Tribeca On Demand: Watch Jay Baruchel’s Commie Comedy ‘The Trotsky’

by | April 30, 2010 at 8:21 PM | Comcast On Demand, The Movies

The term “communist” is thrown around a lot lately, often by people with no real concept of what it means, since they equate it with socialism, liberalism, progressivism and even fascism, all distinctly separate concepts and some even diametrically opposed to each other. It’s so ludicrous that the time is right for a comedy to come along and mess with those perceptions, and The Trotsky certainly fits the bill. It’s part of the Tribeca Film Festival’s Video On Demand initiative, which means you can dial it up through your Comcast cable systems and watch it right now to see a completely different yet still lovable side of Jay Baruchel (She’s Out Of My League, Knocked Up, Tropic Thunder, How to Train Your Dragon).

Why should you watch this film? Writer/director Jacob Tierney has the pitch for you. “It’s a movie about a kid who thinks he’s the reincarnation of Leon Trotsky. That usually does it. There aren’t a ton of other movies with that subject. I used to describe it as Reds in high school, only funny. It’s not didactic at all. It’s not about communism or socialism, it’s about this kid. What he believes, he’s not even trying to inflict it on other people. All he wants out of his peers is participation and enthusiasm for anything.”


So why Trotsky, a figure closely associated with Communist Russia, even though he hated Stalin and the Soviet Union? Tierney isn’t shy about admitting he’s left of center (“Obviously, we’re Canadian, so we’re all big Obama supporters,” he says. “We consider him a conservative.”), but that’s not entirely the reason behind it. “What captured my imagination about Trotsky as a young man was that I thought of him as an intellectual and a journeyman. I loved his writing – I know it’s very dry – but also I found his life very engaging and his biography very inspiring.
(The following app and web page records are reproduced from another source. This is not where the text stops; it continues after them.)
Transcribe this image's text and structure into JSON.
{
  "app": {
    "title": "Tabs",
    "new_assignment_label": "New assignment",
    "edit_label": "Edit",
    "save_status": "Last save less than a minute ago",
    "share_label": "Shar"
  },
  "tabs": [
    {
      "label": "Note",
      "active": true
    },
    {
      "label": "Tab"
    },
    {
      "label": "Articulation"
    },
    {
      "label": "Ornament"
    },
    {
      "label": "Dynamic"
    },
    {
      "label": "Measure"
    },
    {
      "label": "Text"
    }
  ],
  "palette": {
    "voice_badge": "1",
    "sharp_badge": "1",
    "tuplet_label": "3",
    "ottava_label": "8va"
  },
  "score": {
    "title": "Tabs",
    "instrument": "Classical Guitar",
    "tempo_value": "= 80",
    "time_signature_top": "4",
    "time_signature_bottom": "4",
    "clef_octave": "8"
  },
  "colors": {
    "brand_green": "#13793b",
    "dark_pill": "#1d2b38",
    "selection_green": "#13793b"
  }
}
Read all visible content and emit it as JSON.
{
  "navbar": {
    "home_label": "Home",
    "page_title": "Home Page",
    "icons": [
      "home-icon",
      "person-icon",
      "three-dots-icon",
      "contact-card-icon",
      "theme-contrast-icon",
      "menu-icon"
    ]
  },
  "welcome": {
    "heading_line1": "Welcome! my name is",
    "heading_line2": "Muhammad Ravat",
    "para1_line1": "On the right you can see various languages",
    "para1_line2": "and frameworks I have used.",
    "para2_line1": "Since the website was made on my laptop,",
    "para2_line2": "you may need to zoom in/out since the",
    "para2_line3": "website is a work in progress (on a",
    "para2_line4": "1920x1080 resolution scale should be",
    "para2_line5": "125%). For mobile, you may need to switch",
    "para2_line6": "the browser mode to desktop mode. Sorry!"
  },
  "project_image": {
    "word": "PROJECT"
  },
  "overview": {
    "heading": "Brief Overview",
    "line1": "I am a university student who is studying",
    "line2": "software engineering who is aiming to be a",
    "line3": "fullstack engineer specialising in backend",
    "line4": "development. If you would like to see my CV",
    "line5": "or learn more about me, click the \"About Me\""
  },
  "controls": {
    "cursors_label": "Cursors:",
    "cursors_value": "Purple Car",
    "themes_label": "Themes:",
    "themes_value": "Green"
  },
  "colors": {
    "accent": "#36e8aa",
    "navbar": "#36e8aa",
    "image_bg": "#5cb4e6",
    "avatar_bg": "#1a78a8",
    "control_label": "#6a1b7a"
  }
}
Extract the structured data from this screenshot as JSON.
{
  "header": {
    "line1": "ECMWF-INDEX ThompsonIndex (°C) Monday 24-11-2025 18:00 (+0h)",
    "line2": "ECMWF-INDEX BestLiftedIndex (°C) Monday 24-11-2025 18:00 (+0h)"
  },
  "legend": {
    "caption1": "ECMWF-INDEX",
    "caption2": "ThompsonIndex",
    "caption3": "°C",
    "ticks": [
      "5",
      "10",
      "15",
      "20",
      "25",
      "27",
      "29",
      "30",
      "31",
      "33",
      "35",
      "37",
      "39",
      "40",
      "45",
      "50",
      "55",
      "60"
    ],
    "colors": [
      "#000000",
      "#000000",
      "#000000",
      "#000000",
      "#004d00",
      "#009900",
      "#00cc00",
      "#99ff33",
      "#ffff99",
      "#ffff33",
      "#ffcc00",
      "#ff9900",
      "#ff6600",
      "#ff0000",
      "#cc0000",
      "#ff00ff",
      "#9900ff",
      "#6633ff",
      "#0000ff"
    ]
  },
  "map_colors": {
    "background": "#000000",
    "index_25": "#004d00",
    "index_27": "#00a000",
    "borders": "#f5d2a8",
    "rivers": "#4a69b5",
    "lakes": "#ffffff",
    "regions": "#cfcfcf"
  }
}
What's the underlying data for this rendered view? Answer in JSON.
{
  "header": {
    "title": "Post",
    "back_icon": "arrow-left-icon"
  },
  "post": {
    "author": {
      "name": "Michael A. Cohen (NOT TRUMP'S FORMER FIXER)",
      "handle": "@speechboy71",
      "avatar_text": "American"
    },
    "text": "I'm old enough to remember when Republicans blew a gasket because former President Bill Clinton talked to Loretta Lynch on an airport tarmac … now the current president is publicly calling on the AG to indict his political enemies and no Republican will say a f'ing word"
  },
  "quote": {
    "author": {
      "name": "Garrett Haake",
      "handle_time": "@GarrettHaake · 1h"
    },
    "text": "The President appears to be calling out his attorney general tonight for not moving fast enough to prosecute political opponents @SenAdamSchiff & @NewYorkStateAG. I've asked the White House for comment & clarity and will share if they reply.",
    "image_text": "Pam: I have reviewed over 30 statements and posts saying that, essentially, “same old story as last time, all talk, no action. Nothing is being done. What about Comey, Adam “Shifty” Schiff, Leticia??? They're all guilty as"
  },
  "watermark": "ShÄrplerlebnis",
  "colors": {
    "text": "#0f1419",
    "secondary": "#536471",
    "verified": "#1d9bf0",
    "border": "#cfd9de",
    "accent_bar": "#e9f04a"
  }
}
Certainly, he’s a checkered dude, historically, but I found a lot worth re-examining about him. His life itself was so full of interesting people and interesting events and he went all over the world and had an affair with Frida Kahlo and got killed with an icepick. He’s just an interesting guy.”

Rest assured that even though Baruchel’s Leon Bronstein is determined to live his life following in the exact footsteps of Trotsky before him, you don’t need an extensive knowledge of Russian history to appreciate this comedy. “I tried to design a movie where you didn’t have to know anything about Leon Trotsky to appreciate it,” Tierney says. “It’s not even an intro to Leon Trotsky. It uses a kind of iconography to retell a story. I mean, a basic knowledge of world history is always a little bit helpful – that there was a Soviet Union or a revolution like that is kind of good to know. Hopefully, it’s just about this kid.”

“Except for the title,” he adds with a laugh. “When they tested the title, the title tested really well, especially among teenagers because they thought the word was funny.” Come to think of it, The Trotsky could easily mean something totally filthy if you put your mind to it.

It bears noting that “communism” and “comedy” are not that often linked, and even Tierney hadn’t initially planned on changing that. “I’ve never said this in America before, but I’ve always wanted to make a communist high school movie,” he jokes. “At first, I wrote a very serious communist high school movie which was very similar to this film but not funny, and it was not good. The script was just so bad that I had this moment reading it again where I started laughing and I was like ‘f–k, you suck!’ Then I thought ‘wait! You like laughing! Maybe other people do, too!’ I figured out a way to kinda have my cake and eat it, too, with this speechifying stuff if I just make it funny. There were a lot of other inspirational movies along the way – a big one would be Bulworth that kind of led me towards where I could go.”

What does Tierney hope you’ll take away from the movie? “It’s pretty simple,” he states. “He’s not trying to convert these kids to socialism or anything like that. I think the thesis of the movie is ‘engagement is rewarded.’ All Leon wants from these kids is for them to participate. That’s his revolution. Just do stuff. That’s my inspirational message. Do stuff.”

Jay Baruchel as Leon Bronstein in "The Trotsky" (Tribeca Film)